Given data:
#####

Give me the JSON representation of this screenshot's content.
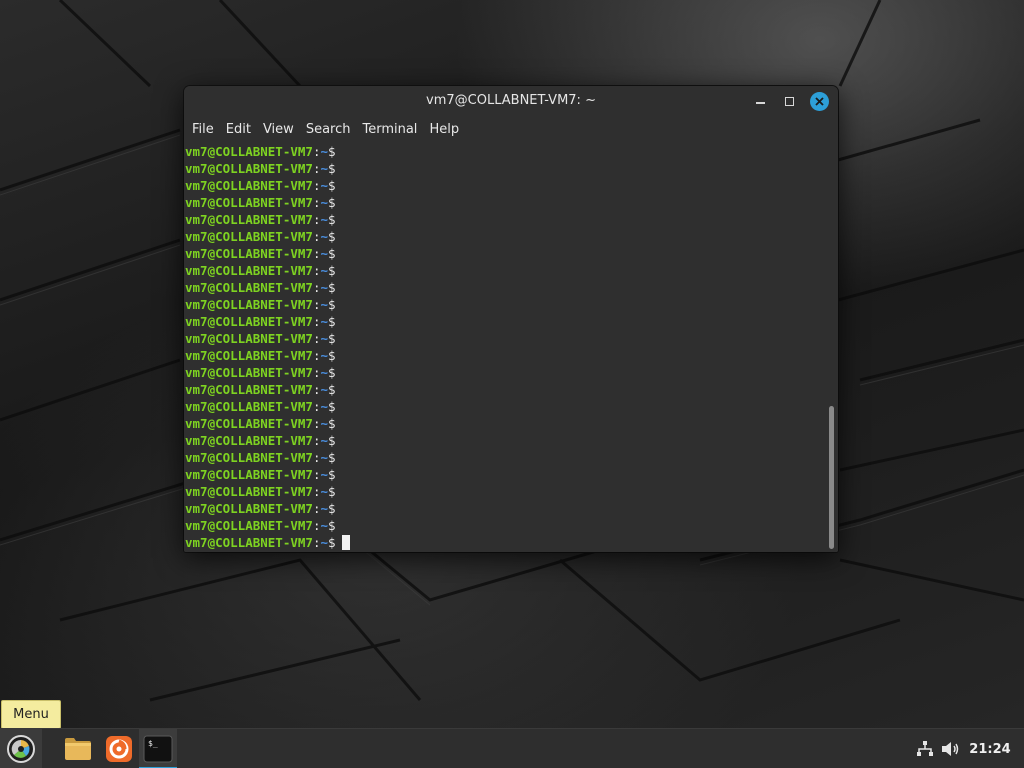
{
  "window": {
    "title": "vm7@COLLABNET-VM7: ~",
    "menu": [
      "File",
      "Edit",
      "View",
      "Search",
      "Terminal",
      "Help"
    ]
  },
  "terminal": {
    "user_host": "vm7@COLLABNET-VM7",
    "separator": ":",
    "path": "~",
    "prompt_symbol": "$",
    "line_count": 24
  },
  "tooltip": {
    "label": "Menu"
  },
  "taskbar": {
    "clock": "21:24",
    "apps": [
      {
        "icon": "linux-mint-menu-icon"
      },
      {
        "icon": "files-folder-icon"
      },
      {
        "icon": "firefox-icon"
      },
      {
        "icon": "terminal-icon"
      }
    ],
    "tray": [
      {
        "icon": "network-icon"
      },
      {
        "icon": "volume-icon"
      }
    ]
  },
  "colors": {
    "prompt_user": "#7ed321",
    "prompt_path": "#4a8fe0",
    "accent": "#2d9fd8",
    "tooltip_bg": "#f4ec9f"
  }
}
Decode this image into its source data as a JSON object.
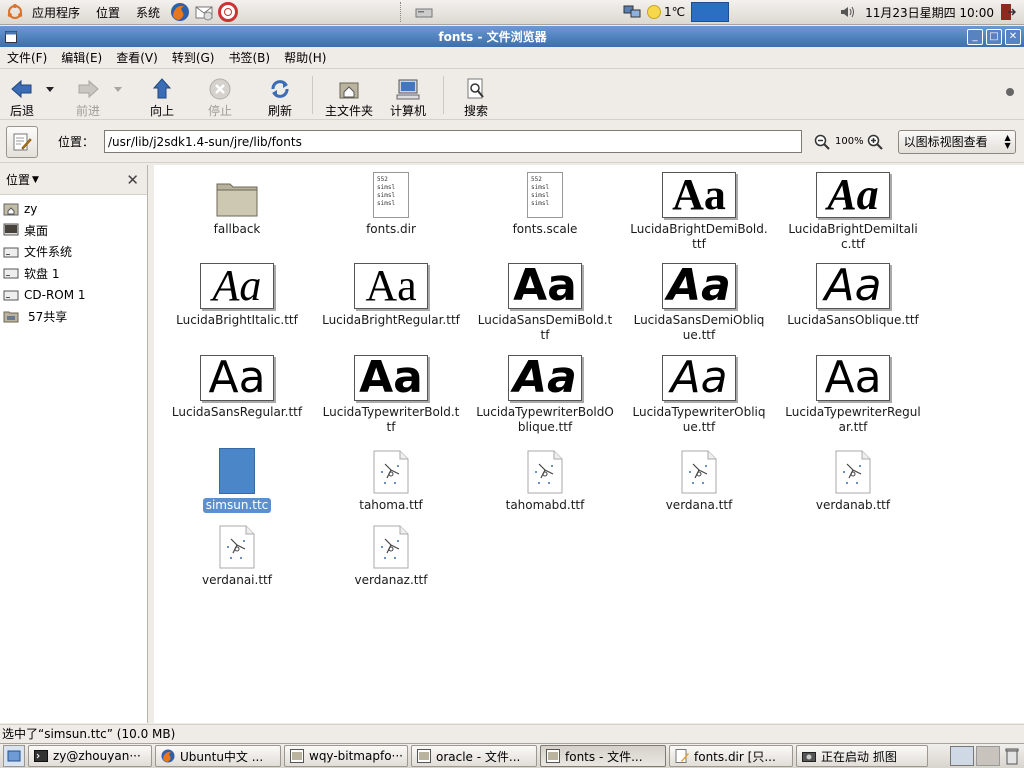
{
  "top_panel": {
    "menus": [
      "应用程序",
      "位置",
      "系统"
    ],
    "temperature": "1℃",
    "clock": "11月23日星期四  10:00"
  },
  "window": {
    "title": "fonts - 文件浏览器"
  },
  "menubar": [
    {
      "label": "文件(F)"
    },
    {
      "label": "编辑(E)"
    },
    {
      "label": "查看(V)"
    },
    {
      "label": "转到(G)"
    },
    {
      "label": "书签(B)"
    },
    {
      "label": "帮助(H)"
    }
  ],
  "toolbar": {
    "back": "后退",
    "forward": "前进",
    "up": "向上",
    "stop": "停止",
    "reload": "刷新",
    "home": "主文件夹",
    "computer": "计算机",
    "search": "搜索"
  },
  "location": {
    "label": "位置：",
    "path": "/usr/lib/j2sdk1.4-sun/jre/lib/fonts",
    "zoom": "100%",
    "view_mode": "以图标视图查看"
  },
  "sidebar": {
    "title": "位置",
    "items": [
      {
        "label": "zy",
        "icon": "home-icon"
      },
      {
        "label": "桌面",
        "icon": "desktop-icon"
      },
      {
        "label": "文件系统",
        "icon": "drive-icon"
      },
      {
        "label": "软盘 1",
        "icon": "floppy-icon"
      },
      {
        "label": "CD-ROM 1",
        "icon": "cdrom-icon"
      },
      {
        "label": "57共享",
        "icon": "network-folder-icon"
      }
    ]
  },
  "files": [
    {
      "name": "fallback",
      "type": "folder"
    },
    {
      "name": "fonts.dir",
      "type": "text",
      "preview": "552\nsimsl\nsimsl\nsimsl"
    },
    {
      "name": "fonts.scale",
      "type": "text",
      "preview": "552\nsimsl\nsimsl\nsimsl"
    },
    {
      "name": "LucidaBrightDemiBold.ttf",
      "type": "font",
      "family": "serif",
      "weight": "bold",
      "style": "normal"
    },
    {
      "name": "LucidaBrightDemiItalic.ttf",
      "type": "font",
      "family": "serif",
      "weight": "bold",
      "style": "italic"
    },
    {
      "name": "LucidaBrightItalic.ttf",
      "type": "font",
      "family": "serif",
      "weight": "normal",
      "style": "italic"
    },
    {
      "name": "LucidaBrightRegular.ttf",
      "type": "font",
      "family": "serif",
      "weight": "normal",
      "style": "normal"
    },
    {
      "name": "LucidaSansDemiBold.ttf",
      "type": "font",
      "family": "sans",
      "weight": "bold",
      "style": "normal"
    },
    {
      "name": "LucidaSansDemiOblique.ttf",
      "type": "font",
      "family": "sans",
      "weight": "bold",
      "style": "italic"
    },
    {
      "name": "LucidaSansOblique.ttf",
      "type": "font",
      "family": "sans",
      "weight": "normal",
      "style": "italic"
    },
    {
      "name": "LucidaSansRegular.ttf",
      "type": "font",
      "family": "sans",
      "weight": "normal",
      "style": "normal"
    },
    {
      "name": "LucidaTypewriterBold.ttf",
      "type": "font",
      "family": "sans",
      "weight": "bold",
      "style": "normal"
    },
    {
      "name": "LucidaTypewriterBoldOblique.ttf",
      "type": "font",
      "family": "sans",
      "weight": "bold",
      "style": "italic"
    },
    {
      "name": "LucidaTypewriterOblique.ttf",
      "type": "font",
      "family": "sans",
      "weight": "normal",
      "style": "italic"
    },
    {
      "name": "LucidaTypewriterRegular.ttf",
      "type": "font",
      "family": "sans",
      "weight": "normal",
      "style": "normal"
    },
    {
      "name": "simsun.ttc",
      "type": "ttc",
      "selected": true
    },
    {
      "name": "tahoma.ttf",
      "type": "ttf-generic"
    },
    {
      "name": "tahomabd.ttf",
      "type": "ttf-generic"
    },
    {
      "name": "verdana.ttf",
      "type": "ttf-generic"
    },
    {
      "name": "verdanab.ttf",
      "type": "ttf-generic"
    },
    {
      "name": "verdanai.ttf",
      "type": "ttf-generic"
    },
    {
      "name": "verdanaz.ttf",
      "type": "ttf-generic"
    }
  ],
  "font_preview_text": "Aa",
  "status": "选中了“simsun.ttc” (10.0 MB)",
  "taskbar": [
    {
      "label": "zy@zhouyan···",
      "icon": "terminal-icon",
      "active": false
    },
    {
      "label": "Ubuntu中文 ...",
      "icon": "firefox-icon",
      "active": false
    },
    {
      "label": "wqy-bitmapfo···",
      "icon": "folder-window-icon",
      "active": false
    },
    {
      "label": "oracle - 文件...",
      "icon": "folder-window-icon",
      "active": false
    },
    {
      "label": "fonts - 文件...",
      "icon": "folder-window-icon",
      "active": true
    },
    {
      "label": "fonts.dir [只...",
      "icon": "text-editor-icon",
      "active": false
    },
    {
      "label": "正在启动 抓图",
      "icon": "camera-icon",
      "active": false
    }
  ],
  "colors": {
    "titlebar": "#3c6fae",
    "selection": "#5a90cf",
    "panel": "#efebe7"
  }
}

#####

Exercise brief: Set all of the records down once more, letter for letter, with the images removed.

Result:
Give me the JSON representation of this screenshot's content.
{
  "window": {
    "title": "vm7@COLLABNET-VM7: ~",
    "menu": [
      "File",
      "Edit",
      "View",
      "Search",
      "Terminal",
      "Help"
    ]
  },
  "terminal": {
    "user_host": "vm7@COLLABNET-VM7",
    "separator": ":",
    "path": "~",
    "prompt_symbol": "$",
    "line_count": 24
  },
  "tooltip": {
    "label": "Menu"
  },
  "taskbar": {
    "clock": "21:24",
    "apps": [
      {
        "icon": "linux-mint-menu-icon"
      },
      {
        "icon": "files-folder-icon"
      },
      {
        "icon": "firefox-icon"
      },
      {
        "icon": "terminal-icon"
      }
    ],
    "tray": [
      {
        "icon": "network-icon"
      },
      {
        "icon": "volume-icon"
      }
    ]
  },
  "colors": {
    "prompt_user": "#7ed321",
    "prompt_path": "#4a8fe0",
    "accent": "#2d9fd8",
    "tooltip_bg": "#f4ec9f"
  }
}
Decode this image into its source data as a JSON object.
{
  "top_panel": {
    "menus": [
      "应用程序",
      "位置",
      "系统"
    ],
    "temperature": "1℃",
    "clock": "11月23日星期四  10:00"
  },
  "window": {
    "title": "fonts - 文件浏览器"
  },
  "menubar": [
    {
      "label": "文件(F)"
    },
    {
      "label": "编辑(E)"
    },
    {
      "label": "查看(V)"
    },
    {
      "label": "转到(G)"
    },
    {
      "label": "书签(B)"
    },
    {
      "label": "帮助(H)"
    }
  ],
  "toolbar": {
    "back": "后退",
    "forward": "前进",
    "up": "向上",
    "stop": "停止",
    "reload": "刷新",
    "home": "主文件夹",
    "computer": "计算机",
    "search": "搜索"
  },
  "location": {
    "label": "位置：",
    "path": "/usr/lib/j2sdk1.4-sun/jre/lib/fonts",
    "zoom": "100%",
    "view_mode": "以图标视图查看"
  },
  "sidebar": {
    "title": "位置",
    "items": [
      {
        "label": "zy",
        "icon": "home-icon"
      },
      {
        "label": "桌面",
        "icon": "desktop-icon"
      },
      {
        "label": "文件系统",
        "icon": "drive-icon"
      },
      {
        "label": "软盘 1",
        "icon": "floppy-icon"
      },
      {
        "label": "CD-ROM 1",
        "icon": "cdrom-icon"
      },
      {
        "label": "57共享",
        "icon": "network-folder-icon"
      }
    ]
  },
  "files": [
    {
      "name": "fallback",
      "type": "folder"
    },
    {
      "name": "fonts.dir",
      "type": "text",
      "preview": "552\nsimsl\nsimsl\nsimsl"
    },
    {
      "name": "fonts.scale",
      "type": "text",
      "preview": "552\nsimsl\nsimsl\nsimsl"
    },
    {
      "name": "LucidaBrightDemiBold.ttf",
      "type": "font",
      "family": "serif",
      "weight": "bold",
      "style": "normal"
    },
    {
      "name": "LucidaBrightDemiItalic.ttf",
      "type": "font",
      "family": "serif",
      "weight": "bold",
      "style": "italic"
    },
    {
      "name": "LucidaBrightItalic.ttf",
      "type": "font",
      "family": "serif",
      "weight": "normal",
      "style": "italic"
    },
    {
      "name": "LucidaBrightRegular.ttf",
      "type": "font",
      "family": "serif",
      "weight": "normal",
      "style": "normal"
    },
    {
      "name": "LucidaSansDemiBold.ttf",
      "type": "font",
      "family": "sans",
      "weight": "bold",
      "style": "normal"
    },
    {
      "name": "LucidaSansDemiOblique.ttf",
      "type": "font",
      "family": "sans",
      "weight": "bold",
      "style": "italic"
    },
    {
      "name": "LucidaSansOblique.ttf",
      "type": "font",
      "family": "sans",
      "weight": "normal",
      "style": "italic"
    },
    {
      "name": "LucidaSansRegular.ttf",
      "type": "font",
      "family": "sans",
      "weight": "normal",
      "style": "normal"
    },
    {
      "name": "LucidaTypewriterBold.ttf",
      "type": "font",
      "family": "sans",
      "weight": "bold",
      "style": "normal"
    },
    {
      "name": "LucidaTypewriterBoldOblique.ttf",
      "type": "font",
      "family": "sans",
      "weight": "bold",
      "style": "italic"
    },
    {
      "name": "LucidaTypewriterOblique.ttf",
      "type": "font",
      "family": "sans",
      "weight": "normal",
      "style": "italic"
    },
    {
      "name": "LucidaTypewriterRegular.ttf",
      "type": "font",
      "family": "sans",
      "weight": "normal",
      "style": "normal"
    },
    {
      "name": "simsun.ttc",
      "type": "ttc",
      "selected": true
    },
    {
      "name": "tahoma.ttf",
      "type": "ttf-generic"
    },
    {
      "name": "tahomabd.ttf",
      "type": "ttf-generic"
    },
    {
      "name": "verdana.ttf",
      "type": "ttf-generic"
    },
    {
      "name": "verdanab.ttf",
      "type": "ttf-generic"
    },
    {
      "name": "verdanai.ttf",
      "type": "ttf-generic"
    },
    {
      "name": "verdanaz.ttf",
      "type": "ttf-generic"
    }
  ],
  "font_preview_text": "Aa",
  "status": "选中了“simsun.ttc” (10.0 MB)",
  "taskbar": [
    {
      "label": "zy@zhouyan···",
      "icon": "terminal-icon",
      "active": false
    },
    {
      "label": "Ubuntu中文 ...",
      "icon": "firefox-icon",
      "active": false
    },
    {
      "label": "wqy-bitmapfo···",
      "icon": "folder-window-icon",
      "active": false
    },
    {
      "label": "oracle - 文件...",
      "icon": "folder-window-icon",
      "active": false
    },
    {
      "label": "fonts - 文件...",
      "icon": "folder-window-icon",
      "active": true
    },
    {
      "label": "fonts.dir [只...",
      "icon": "text-editor-icon",
      "active": false
    },
    {
      "label": "正在启动 抓图",
      "icon": "camera-icon",
      "active": false
    }
  ],
  "colors": {
    "titlebar": "#3c6fae",
    "selection": "#5a90cf",
    "panel": "#efebe7"
  }
}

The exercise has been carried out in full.